Charles County Public Schools (CCPS) and the Charles County Government have joined forces to launch an innovative recycling initiative called iRecycle Smart, focusing on the “big three” of recyclables: single-use plastic bottles, paper, and aluminum cans. The program aims to reduce contamination and increase the effectiveness of recycling within the school system.
Introduced to principals during a summer leadership institute, the iRecycle Smart program was disseminated to school-based staff before the new academic year. Teachers and staff will introduce the program to students through short, grade-appropriate instructional videos. Building service teams, who have received specialized training, will be responsible for emptying the designated recycling bins once a week unless student-led clubs take on the task.
Tim Emhoff, environmental education resource teacher at Nanjemoy Creek Educational Center (NCEEC), highlighted the importance of building service teams in the program’s success. Gina McCullough, an environmental education assistant at the NCEEC, pointed out that while recycling in the U.S. is not broken, it is “a little disjointed.” She emphasized that human error often leads to the contamination of recyclable materials. “When in doubt, throw it out,” McCullough advised, explaining that certain items like used pizza boxes and unrinsed food containers can disrupt recycling.

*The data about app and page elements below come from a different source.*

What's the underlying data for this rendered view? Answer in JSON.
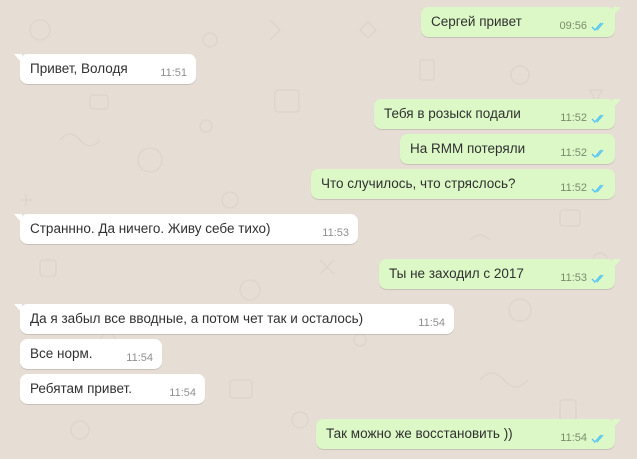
{
  "chat": {
    "messages": [
      {
        "direction": "out",
        "text": "Сергей привет",
        "time": "09:56",
        "status": "read-ticks-icon"
      },
      {
        "direction": "in",
        "text": "Привет, Володя",
        "time": "11:51"
      },
      {
        "direction": "out",
        "text": "Тебя в розыск подали",
        "time": "11:52",
        "status": "read-ticks-icon"
      },
      {
        "direction": "out",
        "text": "На RMM потеряли",
        "time": "11:52",
        "status": "read-ticks-icon"
      },
      {
        "direction": "out",
        "text": "Что случилось, что стряслось?",
        "time": "11:52",
        "status": "read-ticks-icon"
      },
      {
        "direction": "in",
        "text": "Страннно. Да ничего. Живу себе тихо)",
        "time": "11:53"
      },
      {
        "direction": "out",
        "text": "Ты не заходил с 2017",
        "time": "11:53",
        "status": "read-ticks-icon"
      },
      {
        "direction": "in",
        "text": "Да я забыл все вводные, а потом чет так и осталось)",
        "time": "11:54"
      },
      {
        "direction": "in",
        "text": "Все норм.",
        "time": "11:54"
      },
      {
        "direction": "in",
        "text": "Ребятам привет.",
        "time": "11:54"
      },
      {
        "direction": "out",
        "text": "Так можно же восстановить ))",
        "time": "11:54",
        "status": "read-ticks-icon"
      }
    ]
  },
  "colors": {
    "background": "#e6ded5",
    "incoming_bubble": "#ffffff",
    "outgoing_bubble": "#dcf8c6",
    "read_ticks": "#4fc3f7"
  }
}
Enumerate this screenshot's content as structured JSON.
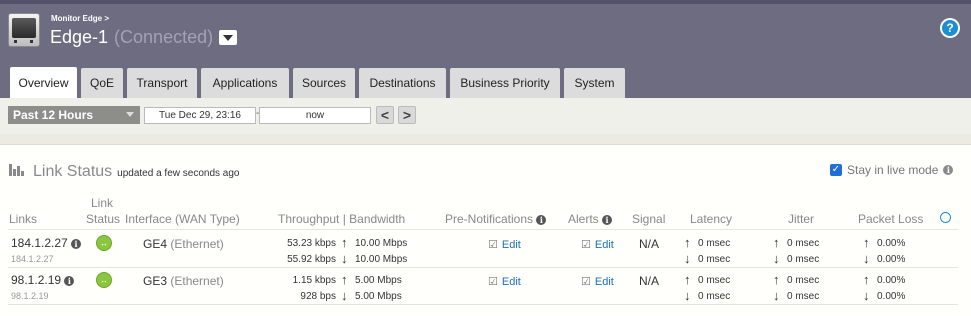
{
  "header": {
    "breadcrumb": "Monitor Edge >",
    "edge_name": "Edge-1",
    "edge_status": "(Connected)",
    "help_symbol": "?"
  },
  "tabs": [
    {
      "label": "Overview",
      "active": true
    },
    {
      "label": "QoE",
      "active": false
    },
    {
      "label": "Transport",
      "active": false
    },
    {
      "label": "Applications",
      "active": false
    },
    {
      "label": "Sources",
      "active": false
    },
    {
      "label": "Destinations",
      "active": false
    },
    {
      "label": "Business Priority",
      "active": false
    },
    {
      "label": "System",
      "active": false
    }
  ],
  "toolbar": {
    "range": "Past 12 Hours",
    "start": "Tue Dec 29, 23:16",
    "separator": "-",
    "end": "now",
    "prev_symbol": "<",
    "next_symbol": ">"
  },
  "panel": {
    "title": "Link Status",
    "updated": "updated a few seconds ago",
    "live_mode_label": "Stay in live mode",
    "live_mode_checked": true
  },
  "columns": {
    "links": "Links",
    "link_status_1": "Link",
    "link_status_2": "Status",
    "interface": "Interface (WAN Type)",
    "throughput": "Throughput | Bandwidth",
    "pre_notifications": "Pre-Notifications",
    "alerts": "Alerts",
    "signal": "Signal",
    "latency": "Latency",
    "jitter": "Jitter",
    "packet_loss": "Packet Loss"
  },
  "rows": [
    {
      "link": "184.1.2.27",
      "link_sub": "184.1.2.27",
      "status_symbol": "↔",
      "interface": "GE4",
      "wan_type": "(Ethernet)",
      "throughput_up": "53.23 kbps",
      "throughput_down": "55.92 kbps",
      "bandwidth_up": "10.00 Mbps",
      "bandwidth_down": "10.00 Mbps",
      "pre_notifications": "Edit",
      "alerts": "Edit",
      "signal": "N/A",
      "latency_up": "0 msec",
      "latency_down": "0 msec",
      "jitter_up": "0 msec",
      "jitter_down": "0 msec",
      "loss_up": "0.00%",
      "loss_down": "0.00%"
    },
    {
      "link": "98.1.2.19",
      "link_sub": "98.1.2.19",
      "status_symbol": "↔",
      "interface": "GE3",
      "wan_type": "(Ethernet)",
      "throughput_up": "1.15 kbps",
      "throughput_down": "928 bps",
      "bandwidth_up": "5.00 Mbps",
      "bandwidth_down": "5.00 Mbps",
      "pre_notifications": "Edit",
      "alerts": "Edit",
      "signal": "N/A",
      "latency_up": "0 msec",
      "latency_down": "0 msec",
      "jitter_up": "0 msec",
      "jitter_down": "0 msec",
      "loss_up": "0.00%",
      "loss_down": "0.00%"
    }
  ],
  "icons": {
    "up_arrow": "↑",
    "down_arrow": "↓",
    "info": "i",
    "check": "✓",
    "edit": "☑",
    "expand": "⊙"
  },
  "colors": {
    "header_bg": "#6e6c80",
    "accent": "#1b6fc2",
    "status_ok": "#8cc63f"
  }
}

Material Recovery Facilities (MRFs) have strict recovery rate standards for each bale of recycled material. Bales containing more than the permissible percentage of non-recyclable material are discarded, sending otherwise recyclable items to the landfill. This underscores the importance of proper sorting and recycling practices.
The iRecycle Smart program specifically targets paper, single-use plastic bottles and aluminum cans commonly found in schools. Aluminum is particularly important as it can be recycled indefinitely, taking about 60 days to return to store shelves.
Last school year, CCPS facilities produced approximately 3,785 tons of trash. They recycled only 207 tons of material, resulting in a recycling rate of just 5.2%, according to April Murphy, supervisor of operations for CCPS. Program organizers are considering a pilot program set to launch in January to explore the effectiveness of recycling in cafeterias at different educational levels.
To fund the program, the county government allocated $17,000, with $15,000 used for purchasing an additional 1,490 recycling bins for schools and $2,000 for promotional materials, such as posters and a blue bin mascot named Mr. Chuck Itin. The mascot was introduced at the Charles County Fair on September 15 and will appear at other community events.
The recycling bins and educational posters will be placed next to trash cans to encourage responsible choices. “Studies show that if given a choice, they will choose properly,” said McCullough. The program aims not just to recycle but also to educate students, staff, and the community to reduce, reuse, and rethink their waste management habits.